Cognitive changes or changes in your ability to think may occur because of the cancer itself or cancer treatment. Chemotherapy, in particular, may cause cognitive problems because it travels through the bloodstream. In addition to killing cancer cells, chemotherapy also affects healthy cells throughout the body, including the brain.
Having cancer and undergoing chemotherapy can make you feel tired and cause physical discomfort. Some patients also experience emotional changes when faced with cancer and cancer treatments. These factors can also affect your thinking abilities. The problems can range from mild to severe. They may be temporary or persist over time, and might include:
- Learning and memory
- Managing daily activities and other cognitive functions
Treating Cancer and Preserving Quality of Life
In addition to treating your cancer, your overall quality of life is very important to us. The Breast Cancer Cognitive Evaluation Service is unique in the region and helps women face cognitive problems related to breast cancer or breast cancer treatment.
Before chemotherapy begins, the neuropsychologist conducts simple tests to obtain baseline information on your cognitive abilities. The evaluation takes about 60 to 90 minutes and is considered a standard part of treatment for all breast cancer patients who will receive chemotherapy.
To determine if cognitive changes occur during or after treatment, the neuropsychologist also conducts regular follow-up evaluations. If changes are noted, there are many therapies available to help improve your cognitive function and quality of life.
For more information on the Breast Cancer Cognitive Evaluation Service, please call 414-805-0505 or 866-680-0505.

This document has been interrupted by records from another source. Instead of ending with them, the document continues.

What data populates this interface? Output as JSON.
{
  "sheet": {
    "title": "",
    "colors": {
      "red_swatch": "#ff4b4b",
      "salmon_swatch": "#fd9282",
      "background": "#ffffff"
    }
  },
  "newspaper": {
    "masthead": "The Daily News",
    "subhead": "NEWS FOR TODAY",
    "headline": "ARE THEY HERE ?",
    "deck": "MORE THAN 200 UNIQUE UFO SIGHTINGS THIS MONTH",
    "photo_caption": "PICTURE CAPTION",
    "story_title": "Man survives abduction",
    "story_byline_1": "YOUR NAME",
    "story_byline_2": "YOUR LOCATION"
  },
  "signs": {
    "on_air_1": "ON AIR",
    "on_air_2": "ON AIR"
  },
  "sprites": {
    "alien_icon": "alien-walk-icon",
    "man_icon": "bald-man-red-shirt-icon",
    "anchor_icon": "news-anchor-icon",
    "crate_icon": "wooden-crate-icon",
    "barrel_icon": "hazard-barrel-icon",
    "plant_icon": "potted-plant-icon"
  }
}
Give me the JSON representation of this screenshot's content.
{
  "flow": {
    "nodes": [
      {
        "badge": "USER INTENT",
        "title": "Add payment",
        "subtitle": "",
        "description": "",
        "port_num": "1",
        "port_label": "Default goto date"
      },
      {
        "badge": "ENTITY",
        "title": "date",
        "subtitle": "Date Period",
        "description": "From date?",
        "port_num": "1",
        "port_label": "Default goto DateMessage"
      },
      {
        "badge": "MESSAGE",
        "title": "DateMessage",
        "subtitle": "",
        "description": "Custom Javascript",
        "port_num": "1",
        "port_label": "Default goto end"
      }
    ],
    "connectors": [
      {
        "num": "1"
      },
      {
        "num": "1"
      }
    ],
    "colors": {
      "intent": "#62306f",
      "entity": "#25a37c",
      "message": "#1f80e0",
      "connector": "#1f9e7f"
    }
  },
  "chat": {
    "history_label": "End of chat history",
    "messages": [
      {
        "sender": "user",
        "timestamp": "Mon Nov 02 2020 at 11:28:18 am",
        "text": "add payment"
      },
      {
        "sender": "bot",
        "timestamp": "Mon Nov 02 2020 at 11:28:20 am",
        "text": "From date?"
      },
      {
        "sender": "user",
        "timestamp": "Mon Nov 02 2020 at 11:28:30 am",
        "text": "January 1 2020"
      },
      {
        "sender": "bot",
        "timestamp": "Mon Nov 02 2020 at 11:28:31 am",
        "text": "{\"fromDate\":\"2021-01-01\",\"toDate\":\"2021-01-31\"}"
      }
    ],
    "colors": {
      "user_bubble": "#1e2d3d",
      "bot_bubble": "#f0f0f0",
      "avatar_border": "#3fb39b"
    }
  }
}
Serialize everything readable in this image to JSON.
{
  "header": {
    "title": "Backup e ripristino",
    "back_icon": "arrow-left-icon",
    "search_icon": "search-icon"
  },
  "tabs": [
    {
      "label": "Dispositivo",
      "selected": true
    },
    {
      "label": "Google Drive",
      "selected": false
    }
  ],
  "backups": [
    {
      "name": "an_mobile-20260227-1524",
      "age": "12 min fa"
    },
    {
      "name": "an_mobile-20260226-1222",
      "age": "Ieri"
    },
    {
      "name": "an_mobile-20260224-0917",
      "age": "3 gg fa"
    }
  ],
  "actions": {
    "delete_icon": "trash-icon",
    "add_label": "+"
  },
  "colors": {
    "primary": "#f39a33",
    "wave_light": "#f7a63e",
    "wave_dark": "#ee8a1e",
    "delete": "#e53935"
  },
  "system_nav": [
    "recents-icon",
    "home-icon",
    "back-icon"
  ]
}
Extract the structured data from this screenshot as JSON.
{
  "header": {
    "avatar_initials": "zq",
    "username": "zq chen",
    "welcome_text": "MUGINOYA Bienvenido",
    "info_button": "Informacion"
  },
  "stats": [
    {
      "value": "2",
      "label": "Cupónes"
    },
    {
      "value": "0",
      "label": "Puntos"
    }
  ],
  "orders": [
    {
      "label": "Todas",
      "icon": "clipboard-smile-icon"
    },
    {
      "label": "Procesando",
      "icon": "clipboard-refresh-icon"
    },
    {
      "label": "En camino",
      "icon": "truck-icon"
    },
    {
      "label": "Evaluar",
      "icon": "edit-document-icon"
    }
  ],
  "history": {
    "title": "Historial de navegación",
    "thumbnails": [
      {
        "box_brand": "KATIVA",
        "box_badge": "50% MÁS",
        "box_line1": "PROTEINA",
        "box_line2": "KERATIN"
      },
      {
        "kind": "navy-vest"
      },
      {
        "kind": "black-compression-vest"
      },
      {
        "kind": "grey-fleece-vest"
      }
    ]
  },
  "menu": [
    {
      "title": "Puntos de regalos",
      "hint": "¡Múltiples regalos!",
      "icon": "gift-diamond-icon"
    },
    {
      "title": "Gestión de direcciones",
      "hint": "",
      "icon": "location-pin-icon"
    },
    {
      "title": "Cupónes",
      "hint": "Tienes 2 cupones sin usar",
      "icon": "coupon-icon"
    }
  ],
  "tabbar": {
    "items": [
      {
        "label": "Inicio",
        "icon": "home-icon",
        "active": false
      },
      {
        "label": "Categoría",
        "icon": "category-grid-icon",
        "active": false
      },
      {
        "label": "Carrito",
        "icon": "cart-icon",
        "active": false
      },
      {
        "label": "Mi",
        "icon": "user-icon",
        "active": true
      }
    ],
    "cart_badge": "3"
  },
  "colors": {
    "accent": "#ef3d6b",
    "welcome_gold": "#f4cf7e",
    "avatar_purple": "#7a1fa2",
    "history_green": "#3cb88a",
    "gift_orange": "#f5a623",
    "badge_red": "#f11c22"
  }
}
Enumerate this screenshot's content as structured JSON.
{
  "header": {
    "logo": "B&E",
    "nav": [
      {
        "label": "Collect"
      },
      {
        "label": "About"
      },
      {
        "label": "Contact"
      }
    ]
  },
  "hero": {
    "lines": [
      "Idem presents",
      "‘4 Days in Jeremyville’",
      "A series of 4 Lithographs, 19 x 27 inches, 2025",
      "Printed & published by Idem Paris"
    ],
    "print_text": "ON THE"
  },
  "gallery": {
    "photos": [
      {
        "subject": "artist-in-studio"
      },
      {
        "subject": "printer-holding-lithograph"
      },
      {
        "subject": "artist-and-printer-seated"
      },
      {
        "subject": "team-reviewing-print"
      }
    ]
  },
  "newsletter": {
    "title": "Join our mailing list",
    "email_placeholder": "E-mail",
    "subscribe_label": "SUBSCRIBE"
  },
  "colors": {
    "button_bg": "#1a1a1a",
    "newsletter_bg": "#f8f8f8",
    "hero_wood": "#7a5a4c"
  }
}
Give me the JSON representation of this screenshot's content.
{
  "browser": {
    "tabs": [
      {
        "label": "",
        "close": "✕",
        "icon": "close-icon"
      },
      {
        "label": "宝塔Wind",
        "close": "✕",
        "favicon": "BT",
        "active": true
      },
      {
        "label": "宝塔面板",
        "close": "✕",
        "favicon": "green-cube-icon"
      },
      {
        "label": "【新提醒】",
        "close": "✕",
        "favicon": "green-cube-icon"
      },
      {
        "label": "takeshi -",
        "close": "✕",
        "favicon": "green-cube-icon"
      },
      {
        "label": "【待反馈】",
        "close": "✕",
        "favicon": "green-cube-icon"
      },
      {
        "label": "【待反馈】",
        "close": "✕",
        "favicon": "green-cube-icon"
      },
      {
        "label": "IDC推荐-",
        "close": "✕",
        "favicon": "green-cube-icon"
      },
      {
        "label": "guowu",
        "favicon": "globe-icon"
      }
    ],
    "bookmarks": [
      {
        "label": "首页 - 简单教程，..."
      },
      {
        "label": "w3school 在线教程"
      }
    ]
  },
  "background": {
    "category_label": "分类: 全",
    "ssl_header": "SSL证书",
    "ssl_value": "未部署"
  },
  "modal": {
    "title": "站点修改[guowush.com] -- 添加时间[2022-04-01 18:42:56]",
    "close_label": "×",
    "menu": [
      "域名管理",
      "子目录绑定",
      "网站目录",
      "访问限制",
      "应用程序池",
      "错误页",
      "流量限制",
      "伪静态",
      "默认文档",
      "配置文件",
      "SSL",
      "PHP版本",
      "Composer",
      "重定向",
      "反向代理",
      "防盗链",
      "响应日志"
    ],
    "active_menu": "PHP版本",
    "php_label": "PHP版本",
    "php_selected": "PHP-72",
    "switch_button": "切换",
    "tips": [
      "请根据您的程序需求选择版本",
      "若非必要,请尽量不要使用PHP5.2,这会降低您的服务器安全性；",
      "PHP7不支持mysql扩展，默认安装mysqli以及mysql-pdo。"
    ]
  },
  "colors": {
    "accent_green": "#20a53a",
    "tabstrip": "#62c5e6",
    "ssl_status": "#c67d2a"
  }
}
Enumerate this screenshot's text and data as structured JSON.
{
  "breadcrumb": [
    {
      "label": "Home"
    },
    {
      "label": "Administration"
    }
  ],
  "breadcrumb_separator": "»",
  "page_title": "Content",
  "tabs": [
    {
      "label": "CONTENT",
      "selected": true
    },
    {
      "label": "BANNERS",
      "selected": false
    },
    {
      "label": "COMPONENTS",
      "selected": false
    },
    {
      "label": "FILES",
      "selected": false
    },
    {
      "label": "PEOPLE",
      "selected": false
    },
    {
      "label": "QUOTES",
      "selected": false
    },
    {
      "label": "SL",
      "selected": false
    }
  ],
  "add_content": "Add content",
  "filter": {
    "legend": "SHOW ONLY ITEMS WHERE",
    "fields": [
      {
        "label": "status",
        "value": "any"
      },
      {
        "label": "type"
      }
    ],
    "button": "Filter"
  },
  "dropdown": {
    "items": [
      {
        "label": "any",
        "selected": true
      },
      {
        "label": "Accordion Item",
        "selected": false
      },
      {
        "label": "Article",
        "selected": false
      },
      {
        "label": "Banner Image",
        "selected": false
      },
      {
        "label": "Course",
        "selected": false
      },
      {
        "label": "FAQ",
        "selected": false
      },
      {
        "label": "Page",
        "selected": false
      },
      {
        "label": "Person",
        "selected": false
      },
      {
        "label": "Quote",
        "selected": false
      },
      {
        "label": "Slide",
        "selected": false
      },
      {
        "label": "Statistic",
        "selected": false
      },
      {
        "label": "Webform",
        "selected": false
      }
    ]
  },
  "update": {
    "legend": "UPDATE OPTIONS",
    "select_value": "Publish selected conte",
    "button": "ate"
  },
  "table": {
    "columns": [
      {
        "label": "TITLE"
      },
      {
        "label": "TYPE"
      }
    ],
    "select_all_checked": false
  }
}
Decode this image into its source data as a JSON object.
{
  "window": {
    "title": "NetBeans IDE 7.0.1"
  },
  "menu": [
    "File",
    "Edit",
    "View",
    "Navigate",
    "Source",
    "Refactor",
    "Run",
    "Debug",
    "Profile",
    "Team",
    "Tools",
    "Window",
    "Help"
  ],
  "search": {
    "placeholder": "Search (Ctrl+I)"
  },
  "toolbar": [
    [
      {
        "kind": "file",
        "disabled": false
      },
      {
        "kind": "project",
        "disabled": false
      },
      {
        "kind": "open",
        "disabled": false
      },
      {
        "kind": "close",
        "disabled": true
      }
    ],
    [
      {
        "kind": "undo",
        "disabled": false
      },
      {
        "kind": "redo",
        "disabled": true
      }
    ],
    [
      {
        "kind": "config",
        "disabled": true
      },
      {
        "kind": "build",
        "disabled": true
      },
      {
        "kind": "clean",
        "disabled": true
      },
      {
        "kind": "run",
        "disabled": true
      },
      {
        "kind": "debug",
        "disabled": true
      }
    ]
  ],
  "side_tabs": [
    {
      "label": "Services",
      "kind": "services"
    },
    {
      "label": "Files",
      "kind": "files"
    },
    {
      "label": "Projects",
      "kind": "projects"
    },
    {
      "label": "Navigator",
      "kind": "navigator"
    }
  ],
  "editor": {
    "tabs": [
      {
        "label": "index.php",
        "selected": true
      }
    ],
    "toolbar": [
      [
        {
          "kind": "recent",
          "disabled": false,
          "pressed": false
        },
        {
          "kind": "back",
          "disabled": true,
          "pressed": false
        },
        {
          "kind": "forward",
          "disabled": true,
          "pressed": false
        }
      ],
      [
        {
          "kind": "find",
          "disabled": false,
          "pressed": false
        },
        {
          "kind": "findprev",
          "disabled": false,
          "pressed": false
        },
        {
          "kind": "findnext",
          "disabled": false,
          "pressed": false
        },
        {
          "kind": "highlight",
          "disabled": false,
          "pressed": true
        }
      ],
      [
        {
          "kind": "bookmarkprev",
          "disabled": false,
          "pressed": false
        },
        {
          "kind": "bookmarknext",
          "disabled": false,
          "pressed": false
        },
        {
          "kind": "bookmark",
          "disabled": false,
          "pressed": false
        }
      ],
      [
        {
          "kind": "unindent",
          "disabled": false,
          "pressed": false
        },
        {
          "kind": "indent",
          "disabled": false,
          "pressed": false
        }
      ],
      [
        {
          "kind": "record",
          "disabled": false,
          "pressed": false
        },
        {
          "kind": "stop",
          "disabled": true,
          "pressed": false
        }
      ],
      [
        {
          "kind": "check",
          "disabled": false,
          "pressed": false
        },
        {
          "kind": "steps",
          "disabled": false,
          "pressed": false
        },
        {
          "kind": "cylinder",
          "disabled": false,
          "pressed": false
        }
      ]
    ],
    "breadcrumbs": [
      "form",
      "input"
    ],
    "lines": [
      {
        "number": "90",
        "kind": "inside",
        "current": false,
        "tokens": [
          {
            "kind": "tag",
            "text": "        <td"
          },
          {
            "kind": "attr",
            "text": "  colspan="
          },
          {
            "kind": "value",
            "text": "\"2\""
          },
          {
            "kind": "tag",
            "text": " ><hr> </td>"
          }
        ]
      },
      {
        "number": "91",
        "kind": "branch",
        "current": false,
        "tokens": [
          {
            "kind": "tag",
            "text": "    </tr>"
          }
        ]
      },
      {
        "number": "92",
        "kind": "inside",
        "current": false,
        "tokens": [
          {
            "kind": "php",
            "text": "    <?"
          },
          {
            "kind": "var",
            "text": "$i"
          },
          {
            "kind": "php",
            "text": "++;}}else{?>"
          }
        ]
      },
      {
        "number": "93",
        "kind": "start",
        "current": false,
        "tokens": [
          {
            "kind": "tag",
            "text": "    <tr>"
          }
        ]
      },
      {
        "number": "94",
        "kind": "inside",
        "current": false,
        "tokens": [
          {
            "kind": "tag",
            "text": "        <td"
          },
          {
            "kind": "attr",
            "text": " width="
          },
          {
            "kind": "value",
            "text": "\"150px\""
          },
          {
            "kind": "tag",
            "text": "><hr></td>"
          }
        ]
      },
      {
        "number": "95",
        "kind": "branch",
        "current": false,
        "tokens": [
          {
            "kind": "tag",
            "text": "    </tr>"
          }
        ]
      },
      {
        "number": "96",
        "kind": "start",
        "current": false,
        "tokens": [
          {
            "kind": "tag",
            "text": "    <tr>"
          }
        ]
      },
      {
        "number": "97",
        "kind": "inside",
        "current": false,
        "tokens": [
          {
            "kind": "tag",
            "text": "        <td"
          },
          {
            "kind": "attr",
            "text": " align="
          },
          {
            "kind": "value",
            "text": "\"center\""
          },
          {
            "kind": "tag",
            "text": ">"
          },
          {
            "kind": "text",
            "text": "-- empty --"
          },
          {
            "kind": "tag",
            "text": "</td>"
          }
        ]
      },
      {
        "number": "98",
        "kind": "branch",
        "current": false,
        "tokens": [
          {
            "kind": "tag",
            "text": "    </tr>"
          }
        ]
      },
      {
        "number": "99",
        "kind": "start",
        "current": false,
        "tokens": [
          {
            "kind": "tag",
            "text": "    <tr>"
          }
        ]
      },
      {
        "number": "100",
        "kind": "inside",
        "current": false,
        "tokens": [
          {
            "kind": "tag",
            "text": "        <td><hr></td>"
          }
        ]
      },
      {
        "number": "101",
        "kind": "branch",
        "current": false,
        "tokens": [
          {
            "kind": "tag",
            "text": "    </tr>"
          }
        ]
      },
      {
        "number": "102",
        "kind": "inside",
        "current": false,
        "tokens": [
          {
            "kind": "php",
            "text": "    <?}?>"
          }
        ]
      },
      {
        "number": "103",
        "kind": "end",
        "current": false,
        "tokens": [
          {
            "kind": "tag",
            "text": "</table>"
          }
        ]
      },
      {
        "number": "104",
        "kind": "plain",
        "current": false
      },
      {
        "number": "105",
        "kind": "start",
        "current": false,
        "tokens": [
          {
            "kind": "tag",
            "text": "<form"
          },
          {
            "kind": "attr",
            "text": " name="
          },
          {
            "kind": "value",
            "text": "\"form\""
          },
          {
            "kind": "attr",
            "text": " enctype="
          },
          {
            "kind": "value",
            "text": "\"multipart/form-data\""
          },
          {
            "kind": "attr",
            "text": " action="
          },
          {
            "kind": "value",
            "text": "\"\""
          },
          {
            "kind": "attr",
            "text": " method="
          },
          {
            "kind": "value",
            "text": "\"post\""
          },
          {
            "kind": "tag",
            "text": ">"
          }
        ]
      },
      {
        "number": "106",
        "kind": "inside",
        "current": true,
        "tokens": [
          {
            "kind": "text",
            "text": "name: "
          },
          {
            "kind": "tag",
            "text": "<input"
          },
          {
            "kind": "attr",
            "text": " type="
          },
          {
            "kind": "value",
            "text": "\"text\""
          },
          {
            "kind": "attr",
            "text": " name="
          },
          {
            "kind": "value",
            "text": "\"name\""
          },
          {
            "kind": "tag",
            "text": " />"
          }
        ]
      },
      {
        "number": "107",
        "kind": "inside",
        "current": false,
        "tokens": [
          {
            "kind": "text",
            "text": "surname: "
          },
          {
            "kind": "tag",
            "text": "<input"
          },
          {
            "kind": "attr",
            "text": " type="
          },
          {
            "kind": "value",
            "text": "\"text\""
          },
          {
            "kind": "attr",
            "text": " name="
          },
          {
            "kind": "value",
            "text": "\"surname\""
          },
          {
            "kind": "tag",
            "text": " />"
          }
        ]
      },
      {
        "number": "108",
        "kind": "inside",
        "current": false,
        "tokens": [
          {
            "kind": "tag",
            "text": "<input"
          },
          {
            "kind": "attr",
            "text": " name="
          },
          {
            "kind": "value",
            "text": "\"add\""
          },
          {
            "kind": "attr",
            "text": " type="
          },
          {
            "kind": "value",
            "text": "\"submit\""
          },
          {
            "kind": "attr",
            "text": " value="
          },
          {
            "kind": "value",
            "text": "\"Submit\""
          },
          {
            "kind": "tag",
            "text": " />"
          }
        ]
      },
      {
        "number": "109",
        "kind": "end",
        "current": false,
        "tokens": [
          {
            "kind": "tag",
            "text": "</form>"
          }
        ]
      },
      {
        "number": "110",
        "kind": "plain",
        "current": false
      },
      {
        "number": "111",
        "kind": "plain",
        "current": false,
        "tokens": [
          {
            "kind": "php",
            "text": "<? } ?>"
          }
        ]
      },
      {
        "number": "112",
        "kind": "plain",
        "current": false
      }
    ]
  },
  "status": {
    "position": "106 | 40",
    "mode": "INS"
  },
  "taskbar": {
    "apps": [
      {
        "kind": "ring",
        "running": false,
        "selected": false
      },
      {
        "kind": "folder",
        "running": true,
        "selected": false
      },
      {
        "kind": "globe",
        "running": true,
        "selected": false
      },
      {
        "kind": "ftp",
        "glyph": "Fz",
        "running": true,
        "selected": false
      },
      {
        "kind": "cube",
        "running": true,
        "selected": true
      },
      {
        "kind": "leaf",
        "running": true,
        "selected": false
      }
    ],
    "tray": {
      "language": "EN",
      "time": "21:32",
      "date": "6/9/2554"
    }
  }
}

Mammograms and the COVID-19 Vaccine – What You Should KnowSwelling of the lymph nodes is a known side effect of the COVID-19 vaccine. Although it is temporary and not harmful, these enlarged lymph nodes may be seen on your mammogram. Because swollen lymph nodes can indicate breast cancer, we may call you back for additional evaluation and possible follow-up imaging. To avoid this, please schedule your mammogram before your first COVID-19 vaccination or four weeks after your second-dose vaccination.
Virtual Visits Are Available
Safe and convenient virtual visits by video let you get the care you need via a mobile device, tablet or computer wherever you are. We’ll gather your medical records for you and get our experts’ input so we can offer treatment options without an in-person visit. To schedule a virtual visit, call 1-866-680-0505.
Cancer and the COVID-19 Vaccine
There is currently no data that suggests current or former cancer patients should avoid getting the COVID-19 vaccine. Cancer can weaken your immune system, so we recommend that most patients get the vaccine as soon as possible.